- [DIRECTIONS FOR THIS TASK]:
The response should be the data again, identical in every line.

[Stored items]

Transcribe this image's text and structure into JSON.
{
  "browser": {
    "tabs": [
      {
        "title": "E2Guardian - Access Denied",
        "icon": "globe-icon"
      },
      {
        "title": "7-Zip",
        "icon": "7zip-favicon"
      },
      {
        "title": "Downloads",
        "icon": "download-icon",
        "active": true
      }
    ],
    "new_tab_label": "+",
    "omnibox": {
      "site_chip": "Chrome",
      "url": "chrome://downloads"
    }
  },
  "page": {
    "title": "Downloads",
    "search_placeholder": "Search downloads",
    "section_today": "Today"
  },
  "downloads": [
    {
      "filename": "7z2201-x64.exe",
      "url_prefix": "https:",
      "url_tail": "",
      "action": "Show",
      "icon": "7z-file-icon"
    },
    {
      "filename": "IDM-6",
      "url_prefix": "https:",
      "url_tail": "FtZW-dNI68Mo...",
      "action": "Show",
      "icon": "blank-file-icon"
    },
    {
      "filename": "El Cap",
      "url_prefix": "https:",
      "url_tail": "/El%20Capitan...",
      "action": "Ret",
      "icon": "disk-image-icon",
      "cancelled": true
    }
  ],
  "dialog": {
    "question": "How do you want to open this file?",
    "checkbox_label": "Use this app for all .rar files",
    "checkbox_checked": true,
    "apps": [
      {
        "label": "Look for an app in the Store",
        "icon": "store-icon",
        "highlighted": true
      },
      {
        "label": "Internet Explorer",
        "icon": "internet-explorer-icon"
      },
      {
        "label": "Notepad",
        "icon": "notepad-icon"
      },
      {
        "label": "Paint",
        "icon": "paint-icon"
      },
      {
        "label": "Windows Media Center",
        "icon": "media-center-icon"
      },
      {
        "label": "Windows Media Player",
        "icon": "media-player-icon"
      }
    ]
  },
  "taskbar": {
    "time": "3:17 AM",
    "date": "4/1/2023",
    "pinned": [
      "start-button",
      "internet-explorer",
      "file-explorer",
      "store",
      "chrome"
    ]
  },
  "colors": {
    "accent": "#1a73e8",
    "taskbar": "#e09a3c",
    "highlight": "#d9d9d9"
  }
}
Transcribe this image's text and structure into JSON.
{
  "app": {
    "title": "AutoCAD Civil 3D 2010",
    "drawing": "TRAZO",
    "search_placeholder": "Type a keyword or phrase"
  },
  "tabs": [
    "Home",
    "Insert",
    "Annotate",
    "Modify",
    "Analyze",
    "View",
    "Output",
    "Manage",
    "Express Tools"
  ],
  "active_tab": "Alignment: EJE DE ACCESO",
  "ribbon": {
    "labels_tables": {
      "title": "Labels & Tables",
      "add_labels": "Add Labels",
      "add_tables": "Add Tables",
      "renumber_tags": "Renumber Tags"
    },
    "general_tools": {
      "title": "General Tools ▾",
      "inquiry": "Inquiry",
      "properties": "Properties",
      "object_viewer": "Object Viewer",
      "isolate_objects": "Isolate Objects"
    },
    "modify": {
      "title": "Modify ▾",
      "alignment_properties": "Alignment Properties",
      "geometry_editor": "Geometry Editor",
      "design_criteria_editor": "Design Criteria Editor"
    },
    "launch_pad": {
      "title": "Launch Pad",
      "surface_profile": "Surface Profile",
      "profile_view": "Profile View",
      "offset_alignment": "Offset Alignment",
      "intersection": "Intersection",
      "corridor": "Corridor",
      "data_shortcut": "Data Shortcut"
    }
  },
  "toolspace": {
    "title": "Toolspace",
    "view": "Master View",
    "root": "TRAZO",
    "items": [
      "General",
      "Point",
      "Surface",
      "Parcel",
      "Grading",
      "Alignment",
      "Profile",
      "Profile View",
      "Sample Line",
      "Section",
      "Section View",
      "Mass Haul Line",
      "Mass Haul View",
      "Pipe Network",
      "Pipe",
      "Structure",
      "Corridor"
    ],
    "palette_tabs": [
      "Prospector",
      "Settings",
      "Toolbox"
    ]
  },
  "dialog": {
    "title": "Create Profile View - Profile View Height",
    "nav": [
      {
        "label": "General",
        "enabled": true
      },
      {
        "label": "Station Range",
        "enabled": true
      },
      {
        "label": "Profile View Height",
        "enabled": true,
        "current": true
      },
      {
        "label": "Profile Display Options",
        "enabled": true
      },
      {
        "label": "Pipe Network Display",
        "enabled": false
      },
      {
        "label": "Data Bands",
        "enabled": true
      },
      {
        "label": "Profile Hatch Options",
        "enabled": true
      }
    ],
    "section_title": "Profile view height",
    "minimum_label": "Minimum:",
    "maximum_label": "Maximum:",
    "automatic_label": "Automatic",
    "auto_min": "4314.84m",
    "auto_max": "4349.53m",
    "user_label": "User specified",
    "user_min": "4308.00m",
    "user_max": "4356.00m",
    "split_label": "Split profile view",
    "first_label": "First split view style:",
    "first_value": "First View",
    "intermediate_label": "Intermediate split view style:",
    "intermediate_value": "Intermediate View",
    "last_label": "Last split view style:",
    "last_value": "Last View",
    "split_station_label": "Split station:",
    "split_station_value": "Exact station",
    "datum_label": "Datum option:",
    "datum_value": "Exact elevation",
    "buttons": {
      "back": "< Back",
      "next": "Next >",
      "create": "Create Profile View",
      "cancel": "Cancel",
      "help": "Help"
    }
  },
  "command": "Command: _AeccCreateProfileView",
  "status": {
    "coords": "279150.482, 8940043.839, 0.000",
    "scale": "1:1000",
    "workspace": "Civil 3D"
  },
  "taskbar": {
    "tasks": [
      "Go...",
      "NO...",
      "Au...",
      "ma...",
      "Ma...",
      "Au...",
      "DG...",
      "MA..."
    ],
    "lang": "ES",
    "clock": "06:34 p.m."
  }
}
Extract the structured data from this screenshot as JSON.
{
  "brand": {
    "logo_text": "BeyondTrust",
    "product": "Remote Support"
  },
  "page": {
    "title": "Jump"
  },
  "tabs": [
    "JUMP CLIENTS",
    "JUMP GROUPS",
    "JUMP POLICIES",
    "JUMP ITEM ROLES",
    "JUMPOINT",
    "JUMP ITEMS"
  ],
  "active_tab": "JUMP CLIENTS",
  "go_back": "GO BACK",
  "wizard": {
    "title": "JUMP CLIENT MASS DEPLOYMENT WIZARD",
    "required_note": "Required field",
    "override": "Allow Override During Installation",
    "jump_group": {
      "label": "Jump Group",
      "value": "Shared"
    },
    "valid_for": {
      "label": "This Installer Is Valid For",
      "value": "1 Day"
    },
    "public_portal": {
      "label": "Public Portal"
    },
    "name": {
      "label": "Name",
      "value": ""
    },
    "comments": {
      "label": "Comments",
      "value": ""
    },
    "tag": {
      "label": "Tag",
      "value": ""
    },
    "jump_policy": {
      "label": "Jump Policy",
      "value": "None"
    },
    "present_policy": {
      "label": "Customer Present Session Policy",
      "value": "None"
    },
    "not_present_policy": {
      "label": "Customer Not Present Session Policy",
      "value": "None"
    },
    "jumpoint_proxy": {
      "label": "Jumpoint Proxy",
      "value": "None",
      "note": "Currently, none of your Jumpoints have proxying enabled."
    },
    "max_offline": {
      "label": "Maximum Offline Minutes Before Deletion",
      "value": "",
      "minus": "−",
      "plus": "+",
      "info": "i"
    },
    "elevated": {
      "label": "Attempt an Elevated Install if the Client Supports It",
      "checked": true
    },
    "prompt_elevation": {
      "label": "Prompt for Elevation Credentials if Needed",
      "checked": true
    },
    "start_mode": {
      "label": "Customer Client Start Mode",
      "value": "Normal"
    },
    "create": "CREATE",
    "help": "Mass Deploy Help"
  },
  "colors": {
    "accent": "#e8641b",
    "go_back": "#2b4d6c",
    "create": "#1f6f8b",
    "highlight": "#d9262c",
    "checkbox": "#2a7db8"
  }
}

- [REPLY TO THE EXERCISE]:
Transcribe this image's text and structure into JSON.
{
  "browser": {
    "tabs": [
      {
        "title": "E2Guardian - Access Denied",
        "icon": "globe-icon"
      },
      {
        "title": "7-Zip",
        "icon": "7zip-favicon"
      },
      {
        "title": "Downloads",
        "icon": "download-icon",
        "active": true
      }
    ],
    "new_tab_label": "+",
    "omnibox": {
      "site_chip": "Chrome",
      "url": "chrome://downloads"
    }
  },
  "page": {
    "title": "Downloads",
    "search_placeholder": "Search downloads",
    "section_today": "Today"
  },
  "downloads": [
    {
      "filename": "7z2201-x64.exe",
      "url_prefix": "https:",
      "url_tail": "",
      "action": "Show",
      "icon": "7z-file-icon"
    },
    {
      "filename": "IDM-6",
      "url_prefix": "https:",
      "url_tail": "FtZW-dNI68Mo...",
      "action": "Show",
      "icon": "blank-file-icon"
    },
    {
      "filename": "El Cap",
      "url_prefix": "https:",
      "url_tail": "/El%20Capitan...",
      "action": "Ret",
      "icon": "disk-image-icon",
      "cancelled": true
    }
  ],
  "dialog": {
    "question": "How do you want to open this file?",
    "checkbox_label": "Use this app for all .rar files",
    "checkbox_checked": true,
    "apps": [
      {
        "label": "Look for an app in the Store",
        "icon": "store-icon",
        "highlighted": true
      },
      {
        "label": "Internet Explorer",
        "icon": "internet-explorer-icon"
      },
      {
        "label": "Notepad",
        "icon": "notepad-icon"
      },
      {
        "label": "Paint",
        "icon": "paint-icon"
      },
      {
        "label": "Windows Media Center",
        "icon": "media-center-icon"
      },
      {
        "label": "Windows Media Player",
        "icon": "media-player-icon"
      }
    ]
  },
  "taskbar": {
    "time": "3:17 AM",
    "date": "4/1/2023",
    "pinned": [
      "start-button",
      "internet-explorer",
      "file-explorer",
      "store",
      "chrome"
    ]
  },
  "colors": {
    "accent": "#1a73e8",
    "taskbar": "#e09a3c",
    "highlight": "#d9d9d9"
  }
}
Transcribe this image's text and structure into JSON.
{
  "app": {
    "title": "AutoCAD Civil 3D 2010",
    "drawing": "TRAZO",
    "search_placeholder": "Type a keyword or phrase"
  },
  "tabs": [
    "Home",
    "Insert",
    "Annotate",
    "Modify",
    "Analyze",
    "View",
    "Output",
    "Manage",
    "Express Tools"
  ],
  "active_tab": "Alignment: EJE DE ACCESO",
  "ribbon": {
    "labels_tables": {
      "title": "Labels & Tables",
      "add_labels": "Add Labels",
      "add_tables": "Add Tables",
      "renumber_tags": "Renumber Tags"
    },
    "general_tools": {
      "title": "General Tools ▾",
      "inquiry": "Inquiry",
      "properties": "Properties",
      "object_viewer": "Object Viewer",
      "isolate_objects": "Isolate Objects"
    },
    "modify": {
      "title": "Modify ▾",
      "alignment_properties": "Alignment Properties",
      "geometry_editor": "Geometry Editor",
      "design_criteria_editor": "Design Criteria Editor"
    },
    "launch_pad": {
      "title": "Launch Pad",
      "surface_profile": "Surface Profile",
      "profile_view": "Profile View",
      "offset_alignment": "Offset Alignment",
      "intersection": "Intersection",
      "corridor": "Corridor",
      "data_shortcut": "Data Shortcut"
    }
  },
  "toolspace": {
    "title": "Toolspace",
    "view": "Master View",
    "root": "TRAZO",
    "items": [
      "General",
      "Point",
      "Surface",
      "Parcel",
      "Grading",
      "Alignment",
      "Profile",
      "Profile View",
      "Sample Line",
      "Section",
      "Section View",
      "Mass Haul Line",
      "Mass Haul View",
      "Pipe Network",
      "Pipe",
      "Structure",
      "Corridor"
    ],
    "palette_tabs": [
      "Prospector",
      "Settings",
      "Toolbox"
    ]
  },
  "dialog": {
    "title": "Create Profile View - Profile View Height",
    "nav": [
      {
        "label": "General",
        "enabled": true
      },
      {
        "label": "Station Range",
        "enabled": true
      },
      {
        "label": "Profile View Height",
        "enabled": true,
        "current": true
      },
      {
        "label": "Profile Display Options",
        "enabled": true
      },
      {
        "label": "Pipe Network Display",
        "enabled": false
      },
      {
        "label": "Data Bands",
        "enabled": true
      },
      {
        "label": "Profile Hatch Options",
        "enabled": true
      }
    ],
    "section_title": "Profile view height",
    "minimum_label": "Minimum:",
    "maximum_label": "Maximum:",
    "automatic_label": "Automatic",
    "auto_min": "4314.84m",
    "auto_max": "4349.53m",
    "user_label": "User specified",
    "user_min": "4308.00m",
    "user_max": "4356.00m",
    "split_label": "Split profile view",
    "first_label": "First split view style:",
    "first_value": "First View",
    "intermediate_label": "Intermediate split view style:",
    "intermediate_value": "Intermediate View",
    "last_label": "Last split view style:",
    "last_value": "Last View",
    "split_station_label": "Split station:",
    "split_station_value": "Exact station",
    "datum_label": "Datum option:",
    "datum_value": "Exact elevation",
    "buttons": {
      "back": "< Back",
      "next": "Next >",
      "create": "Create Profile View",
      "cancel": "Cancel",
      "help": "Help"
    }
  },
  "command": "Command: _AeccCreateProfileView",
  "status": {
    "coords": "279150.482, 8940043.839, 0.000",
    "scale": "1:1000",
    "workspace": "Civil 3D"
  },
  "taskbar": {
    "tasks": [
      "Go...",
      "NO...",
      "Au...",
      "ma...",
      "Ma...",
      "Au...",
      "DG...",
      "MA..."
    ],
    "lang": "ES",
    "clock": "06:34 p.m."
  }
}
Extract the structured data from this screenshot as JSON.
{
  "brand": {
    "logo_text": "BeyondTrust",
    "product": "Remote Support"
  },
  "page": {
    "title": "Jump"
  },
  "tabs": [
    "JUMP CLIENTS",
    "JUMP GROUPS",
    "JUMP POLICIES",
    "JUMP ITEM ROLES",
    "JUMPOINT",
    "JUMP ITEMS"
  ],
  "active_tab": "JUMP CLIENTS",
  "go_back": "GO BACK",
  "wizard": {
    "title": "JUMP CLIENT MASS DEPLOYMENT WIZARD",
    "required_note": "Required field",
    "override": "Allow Override During Installation",
    "jump_group": {
      "label": "Jump Group",
      "value": "Shared"
    },
    "valid_for": {
      "label": "This Installer Is Valid For",
      "value": "1 Day"
    },
    "public_portal": {
      "label": "Public Portal"
    },
    "name": {
      "label": "Name",
      "value": ""
    },
    "comments": {
      "label": "Comments",
      "value": ""
    },
    "tag": {
      "label": "Tag",
      "value": ""
    },
    "jump_policy": {
      "label": "Jump Policy",
      "value": "None"
    },
    "present_policy": {
      "label": "Customer Present Session Policy",
      "value": "None"
    },
    "not_present_policy": {
      "label": "Customer Not Present Session Policy",
      "value": "None"
    },
    "jumpoint_proxy": {
      "label": "Jumpoint Proxy",
      "value": "None",
      "note": "Currently, none of your Jumpoints have proxying enabled."
    },
    "max_offline": {
      "label": "Maximum Offline Minutes Before Deletion",
      "value": "",
      "minus": "−",
      "plus": "+",
      "info": "i"
    },
    "elevated": {
      "label": "Attempt an Elevated Install if the Client Supports It",
      "checked": true
    },
    "prompt_elevation": {
      "label": "Prompt for Elevation Credentials if Needed",
      "checked": true
    },
    "start_mode": {
      "label": "Customer Client Start Mode",
      "value": "Normal"
    },
    "create": "CREATE",
    "help": "Mass Deploy Help"
  },
  "colors": {
    "accent": "#e8641b",
    "go_back": "#2b4d6c",
    "create": "#1f6f8b",
    "highlight": "#d9262c",
    "checkbox": "#2a7db8"
  }
}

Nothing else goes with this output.